Where would Kindness find its meaning, if there was no injustice. How would Love be understood, if there was no Resentment. Where would Hope live, if there was no Adversity and where would Humanity thrive, if there was no Suffering.
For years Syria has been a symbol of overwhelming hardship and agony in the eyes of the world. The walls of its cities bear punctured wounds telling an endless tale of destruction and strife. But where violence prevails, can kindness and love be left behind?
According to UN reports 13.5 million Syrians are in need of humanitarian assistance, out of which 6 million are internally displaced i.e , they have been forced to leave their homes. Some remain trapped in government or rebel held areas.
A present day in Syria would look a lot different than a present day elsewhere. For example for some of us, availing what we need is as easy as heading over to a target store. For Syrians, its not that simple. Target stores and supply chains are hard to find and to run in Syria. Everyday supplies necessary for life need to be delivered to them. Billions have been poured out by many nations towards aiding Syrian civilians but months or year long sieges by the government forces or rebel armies prevent aid convoys to reach the civilians. Not to forget that this aid includes medical supplies which can be crucial in a extensive war zone. Nevertheless, the aid does reach people but many are still in need.
Sending aid through convoys and humanitarian agencies is one thing, but stepping into a war inflicted region is another. Doctors, volunteers and humanitarian workers have taken up the gauntlet of caring, providing and preserving the people of Syria. They are well aware of the dangers that ensnare them, but the calling to serve soars higher. Talk about stepping out of your comfort zone, this is way beyond just stepping out. It is rather, stepping into a situation that can lead to gravely fatally consequences.
Not many must have heard of Kayla Mueller, a 26 years old who worked in countries across the globe as a humanitarian. Her calling of serving people who are desperate drove her across the globe to live and work with several refugee groups. She had worked among Tibetan refugees in India, African refugees in Israel and refugees in Palestine before travelling to Syria.The organisation she worked with is called “Doctors without borders”. She came to Syria with her friend who was a Syrian himself.
It was August 2013, when the first news of their daughter being kidnapped came to her parents through a nasty email from ISIS. Few days later after Kayla crossed into Syria, she was abducted on her way back from the hospital. While in Syria, she was held hostage by one of the most brutal terror groups.

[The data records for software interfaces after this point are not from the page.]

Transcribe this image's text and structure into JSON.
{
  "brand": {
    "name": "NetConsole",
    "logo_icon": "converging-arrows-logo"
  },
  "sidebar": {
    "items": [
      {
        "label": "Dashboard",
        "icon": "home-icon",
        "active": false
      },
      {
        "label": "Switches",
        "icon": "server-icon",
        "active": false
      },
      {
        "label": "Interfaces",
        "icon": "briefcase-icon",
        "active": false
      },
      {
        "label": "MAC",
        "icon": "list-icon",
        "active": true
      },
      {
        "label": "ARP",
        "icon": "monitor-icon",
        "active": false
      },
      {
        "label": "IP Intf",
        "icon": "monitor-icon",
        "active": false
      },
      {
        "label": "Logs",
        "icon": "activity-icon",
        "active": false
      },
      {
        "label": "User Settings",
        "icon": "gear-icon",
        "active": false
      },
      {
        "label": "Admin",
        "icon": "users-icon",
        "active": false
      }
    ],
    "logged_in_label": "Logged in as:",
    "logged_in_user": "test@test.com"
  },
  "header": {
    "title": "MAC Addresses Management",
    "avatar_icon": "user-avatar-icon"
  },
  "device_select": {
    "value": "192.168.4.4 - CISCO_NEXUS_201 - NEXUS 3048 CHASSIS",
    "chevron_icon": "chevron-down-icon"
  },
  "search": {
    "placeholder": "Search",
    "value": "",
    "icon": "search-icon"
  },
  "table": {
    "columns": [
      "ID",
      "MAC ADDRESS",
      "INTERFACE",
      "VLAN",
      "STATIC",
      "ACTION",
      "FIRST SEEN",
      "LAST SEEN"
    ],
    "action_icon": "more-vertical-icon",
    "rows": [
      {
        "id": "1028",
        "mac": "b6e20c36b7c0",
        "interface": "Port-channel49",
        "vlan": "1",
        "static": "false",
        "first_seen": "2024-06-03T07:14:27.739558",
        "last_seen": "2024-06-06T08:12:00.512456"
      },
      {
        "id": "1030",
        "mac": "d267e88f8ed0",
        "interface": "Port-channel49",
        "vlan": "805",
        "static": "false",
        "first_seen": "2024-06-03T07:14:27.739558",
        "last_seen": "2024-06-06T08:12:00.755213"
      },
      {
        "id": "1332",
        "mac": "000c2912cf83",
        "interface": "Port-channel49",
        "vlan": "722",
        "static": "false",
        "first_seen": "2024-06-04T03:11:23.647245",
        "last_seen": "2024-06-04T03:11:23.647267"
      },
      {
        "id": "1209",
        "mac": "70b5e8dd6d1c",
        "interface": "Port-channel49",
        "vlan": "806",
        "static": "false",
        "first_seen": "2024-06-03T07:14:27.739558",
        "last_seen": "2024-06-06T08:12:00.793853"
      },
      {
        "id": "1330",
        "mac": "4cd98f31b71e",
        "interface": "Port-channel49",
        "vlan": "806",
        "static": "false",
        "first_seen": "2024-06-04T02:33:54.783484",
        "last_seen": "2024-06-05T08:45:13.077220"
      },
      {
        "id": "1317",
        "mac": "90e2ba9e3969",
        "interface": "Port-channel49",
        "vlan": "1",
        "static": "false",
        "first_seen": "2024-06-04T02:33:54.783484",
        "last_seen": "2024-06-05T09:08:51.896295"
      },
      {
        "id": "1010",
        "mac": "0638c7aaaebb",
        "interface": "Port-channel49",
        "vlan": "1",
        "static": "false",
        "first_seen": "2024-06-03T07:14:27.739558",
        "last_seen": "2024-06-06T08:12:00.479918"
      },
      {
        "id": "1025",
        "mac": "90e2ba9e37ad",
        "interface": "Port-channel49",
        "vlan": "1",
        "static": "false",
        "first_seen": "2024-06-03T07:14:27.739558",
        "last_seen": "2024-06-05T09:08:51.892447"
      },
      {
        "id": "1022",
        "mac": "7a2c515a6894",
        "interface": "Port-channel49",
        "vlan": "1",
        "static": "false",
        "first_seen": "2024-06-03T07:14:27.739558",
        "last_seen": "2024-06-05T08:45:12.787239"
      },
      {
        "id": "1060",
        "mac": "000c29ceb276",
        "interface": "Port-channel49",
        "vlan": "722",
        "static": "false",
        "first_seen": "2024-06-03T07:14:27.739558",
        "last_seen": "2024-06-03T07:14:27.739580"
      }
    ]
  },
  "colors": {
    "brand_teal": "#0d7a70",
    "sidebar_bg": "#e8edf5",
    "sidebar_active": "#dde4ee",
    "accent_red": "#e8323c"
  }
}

We all can catch a glimpse of what she would have dealt with in the days that followed. Held captive in her 12/12 Feet room with no light, not enough layers to cover herself and facing horrendous atrocities at the hand of ISIS, she endured 18 months. Meanwhile, the family toiled tirelessly to bring her home. But the in-cooperation of the American government left them helpless. Bound by their policies, the government denied the payment of a ransom of $5 million to ensure Kayla’s release.Watch Kayla’s parents plea to the ISIS
The ISIS gave her family a 30 days window wherein the ransom needed to be paid. Failure to meet the deadline would have called for her execution on her birthday that year. But the video plea seemed to have worked and the execution did not take place after 30 days. She remained an agonized hostage until February 2015, when the ISIS claimed that she was killed in Jordanian airstrike. Experts however believe the opposite.Watch Kayla’s story here.
Her commitment to serve the people is exemplary. She probably did more that people could do in a lifetime.
Inspite of global awareness of the scale of danger in this country, Syria still sees a wave of volunteers each year outpouring resources , time and their lives itself to help and aid the wounded. A Japanese volunteer in an interview with the BBC said that the workers know that they are risking their lives, its hard enough not to think about it while we do this work, but the people here really need our help.
As war brings out the worst of human character, its in the heart of war that courageous lives find their profound meaning and purpose. Syrians sure have seen how death can seem better than life in their country, they have also seen probably the warmest, kindest and bravest of human hearts that ever lived.